DATA SUPPLIED:
-*-*-

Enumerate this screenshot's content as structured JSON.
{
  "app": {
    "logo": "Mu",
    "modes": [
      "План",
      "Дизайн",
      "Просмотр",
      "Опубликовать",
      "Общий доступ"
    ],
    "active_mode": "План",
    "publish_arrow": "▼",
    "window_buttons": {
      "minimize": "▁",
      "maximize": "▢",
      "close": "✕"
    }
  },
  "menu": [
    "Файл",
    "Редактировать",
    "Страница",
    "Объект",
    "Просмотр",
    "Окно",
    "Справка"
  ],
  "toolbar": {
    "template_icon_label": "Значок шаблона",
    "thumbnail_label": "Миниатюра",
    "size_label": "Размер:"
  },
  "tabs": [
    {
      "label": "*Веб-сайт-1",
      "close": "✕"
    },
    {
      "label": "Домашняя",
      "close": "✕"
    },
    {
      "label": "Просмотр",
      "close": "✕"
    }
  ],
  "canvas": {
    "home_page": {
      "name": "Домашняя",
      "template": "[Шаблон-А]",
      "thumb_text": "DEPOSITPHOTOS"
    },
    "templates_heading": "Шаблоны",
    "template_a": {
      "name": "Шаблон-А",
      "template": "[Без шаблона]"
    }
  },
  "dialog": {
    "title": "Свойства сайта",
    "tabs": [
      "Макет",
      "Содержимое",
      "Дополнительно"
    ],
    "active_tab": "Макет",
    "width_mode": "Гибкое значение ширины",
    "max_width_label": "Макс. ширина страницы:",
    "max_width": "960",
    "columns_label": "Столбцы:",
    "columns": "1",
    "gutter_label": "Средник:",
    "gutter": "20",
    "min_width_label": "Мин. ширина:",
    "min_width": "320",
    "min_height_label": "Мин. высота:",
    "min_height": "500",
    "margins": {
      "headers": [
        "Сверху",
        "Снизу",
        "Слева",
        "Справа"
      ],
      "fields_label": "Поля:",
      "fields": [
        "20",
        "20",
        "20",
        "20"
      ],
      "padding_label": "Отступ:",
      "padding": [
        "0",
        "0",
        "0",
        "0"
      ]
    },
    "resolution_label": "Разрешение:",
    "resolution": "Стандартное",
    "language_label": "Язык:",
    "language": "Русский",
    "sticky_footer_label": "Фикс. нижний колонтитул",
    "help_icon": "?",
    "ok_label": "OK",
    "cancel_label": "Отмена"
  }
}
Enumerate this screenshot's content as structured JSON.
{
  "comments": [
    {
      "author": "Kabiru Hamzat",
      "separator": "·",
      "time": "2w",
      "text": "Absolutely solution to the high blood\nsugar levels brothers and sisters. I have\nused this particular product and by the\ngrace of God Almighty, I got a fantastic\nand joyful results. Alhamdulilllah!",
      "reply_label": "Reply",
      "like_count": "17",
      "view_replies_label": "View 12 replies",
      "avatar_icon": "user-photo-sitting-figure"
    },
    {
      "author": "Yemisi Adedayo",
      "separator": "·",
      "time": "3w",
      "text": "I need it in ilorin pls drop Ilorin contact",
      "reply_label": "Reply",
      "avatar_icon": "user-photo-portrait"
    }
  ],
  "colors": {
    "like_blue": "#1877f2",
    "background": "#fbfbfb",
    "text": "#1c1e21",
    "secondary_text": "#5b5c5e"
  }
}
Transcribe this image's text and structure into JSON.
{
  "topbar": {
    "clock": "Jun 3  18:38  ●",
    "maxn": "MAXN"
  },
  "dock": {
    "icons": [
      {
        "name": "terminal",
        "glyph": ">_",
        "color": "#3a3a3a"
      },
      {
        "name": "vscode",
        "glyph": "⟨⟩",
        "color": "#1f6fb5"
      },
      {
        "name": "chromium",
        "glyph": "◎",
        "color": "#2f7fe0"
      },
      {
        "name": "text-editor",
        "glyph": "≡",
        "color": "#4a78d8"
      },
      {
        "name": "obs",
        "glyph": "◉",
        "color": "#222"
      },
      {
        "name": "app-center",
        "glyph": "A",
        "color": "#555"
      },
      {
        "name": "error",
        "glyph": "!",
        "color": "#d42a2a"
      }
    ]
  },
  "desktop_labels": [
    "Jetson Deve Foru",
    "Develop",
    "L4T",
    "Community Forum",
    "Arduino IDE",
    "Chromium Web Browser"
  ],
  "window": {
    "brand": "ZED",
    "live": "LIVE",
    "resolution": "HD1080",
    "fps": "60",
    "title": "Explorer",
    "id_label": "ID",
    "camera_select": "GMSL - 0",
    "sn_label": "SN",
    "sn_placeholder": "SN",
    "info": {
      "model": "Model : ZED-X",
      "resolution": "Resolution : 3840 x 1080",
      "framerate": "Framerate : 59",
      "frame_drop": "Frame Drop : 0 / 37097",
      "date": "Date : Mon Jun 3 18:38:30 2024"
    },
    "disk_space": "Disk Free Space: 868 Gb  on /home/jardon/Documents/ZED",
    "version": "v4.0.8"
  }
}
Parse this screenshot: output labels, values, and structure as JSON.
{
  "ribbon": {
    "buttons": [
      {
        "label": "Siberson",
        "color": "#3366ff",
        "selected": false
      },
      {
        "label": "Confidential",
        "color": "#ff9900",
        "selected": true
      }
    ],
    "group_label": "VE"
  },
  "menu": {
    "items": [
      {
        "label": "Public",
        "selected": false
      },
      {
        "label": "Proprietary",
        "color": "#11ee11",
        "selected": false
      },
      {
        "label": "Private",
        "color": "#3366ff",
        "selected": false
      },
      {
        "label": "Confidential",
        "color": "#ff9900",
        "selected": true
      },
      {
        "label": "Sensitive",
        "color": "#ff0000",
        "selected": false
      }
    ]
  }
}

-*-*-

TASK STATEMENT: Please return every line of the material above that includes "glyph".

WRITTEN RESPONSE:
        "glyph": ">_",
        "glyph": "⟨⟩",
        "glyph": "◎",
        "glyph": "≡",
        "glyph": "◉",
        "glyph": "A",
        "glyph": "!",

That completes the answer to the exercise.